In October, the boy called Souey accused Benitez's Keystone Koppites of being "plod, plod, plod", while the very next month he slammed Benitez for "being lucky for winning that European Cup very early into his reign". Poor old Graeme didn't win a European Cup very early into his reign on Merseyside and the fans indeed proceeded to turn on him when they finished sixth in the League. I mean, how unlucky can you get?
Filled with such an understandable rage of injustice, is there any wonder Souness picks holes in Benitez?
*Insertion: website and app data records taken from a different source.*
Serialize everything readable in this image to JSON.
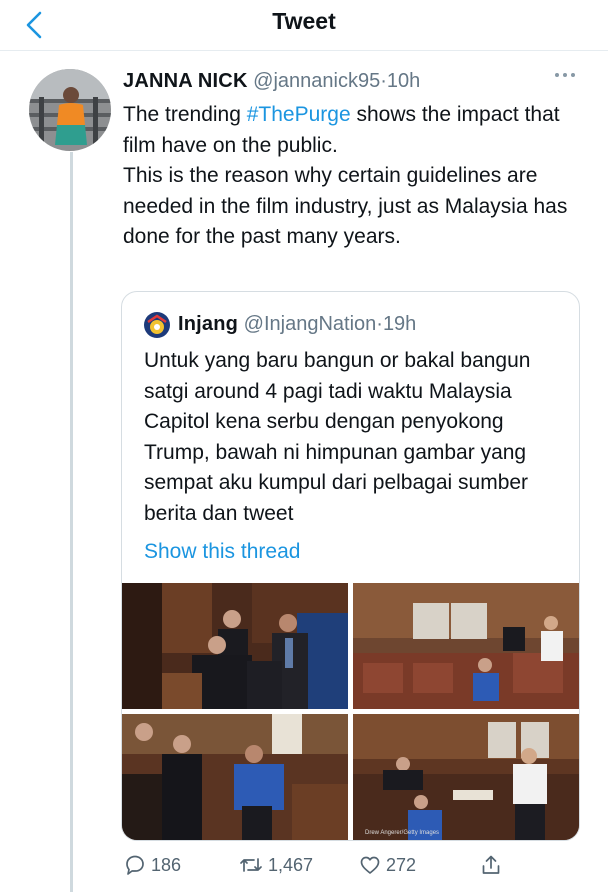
{
  "header": {
    "title": "Tweet"
  },
  "tweet": {
    "author_name": "JANNA NICK",
    "handle": "@jannanick95",
    "separator": "·",
    "time": "10h",
    "text_before_tag": "The trending ",
    "hashtag": "#ThePurge",
    "text_after_tag": " shows the impact that film have on the public.",
    "text_line2": "This is the reason why certain guidelines are needed in the film industry, just as Malaysia has done for the past many years."
  },
  "quote": {
    "author_name": "Injang",
    "handle": "@InjangNation",
    "separator": "·",
    "time": "19h",
    "text": "Untuk yang baru bangun or bakal bangun satgi around 4 pagi tadi waktu Malaysia Capitol kena serbu dengan penyokong Trump, bawah ni himpunan gambar yang sempat aku kumpul dari pelbagai sumber berita dan tweet",
    "show_thread": "Show this thread",
    "photo_credit": "Drew Angerer/Getty Images"
  },
  "actions": {
    "replies": "186",
    "retweets": "1,467",
    "likes": "272"
  },
  "colors": {
    "link": "#1b95e0",
    "secondary_text": "#657786",
    "border": "#d6dde2"
  }
}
On Wednesday, "The Scoteesh Cochino" – as Mrs B probably does refer to him – envisaged a top-fourless scenario in which Liverpool could go into "meltdown". Souness fears they could lose their best players – rumoured to be Torres and Gerrard – and with the warring Yanks on top, it could very well be asbestos glove time. It was a bleak finish to a night which had been billed with such promise.
You really have to hand it to Sky, they would never just let you settle down for a match with the notion that there is nothing whatsoever riding on it. Even when there is nothing whatsoever riding on it. They evidently subscribe to the Don King mantra – "It's not what you've got to sell that counts – it's how you sell it and how you yell it".
On Wednesday it was evidently all about Alberto Aquilani and the first start for that Italian Benitez bought just after the Silver Jubilee. "They've waited and waited," said a breathless Ian Darke as the camera scanned around the Kop searching for a face which didn't look as if it had been waiting for a bus.
Meanwhile, Souness declared, "If he's good on the ball and he works hard, they'll like him." You could have cut the tension with an atom-divider. By the 30th minute and with Aquilani looking less like a Messiah and more like a midfielder with a pretty decent pass, Darke cut to the heart of the hype. "Aquilani has become twice the player over the weeks and months he has not been playing," said the commentator. "Liverpool fans have come to regard him as the saviour."
In the studio, Souness sniffed, while Mrs B started the countdown for the after-match brutality. That Sky+ has so much to answer for.Reuse content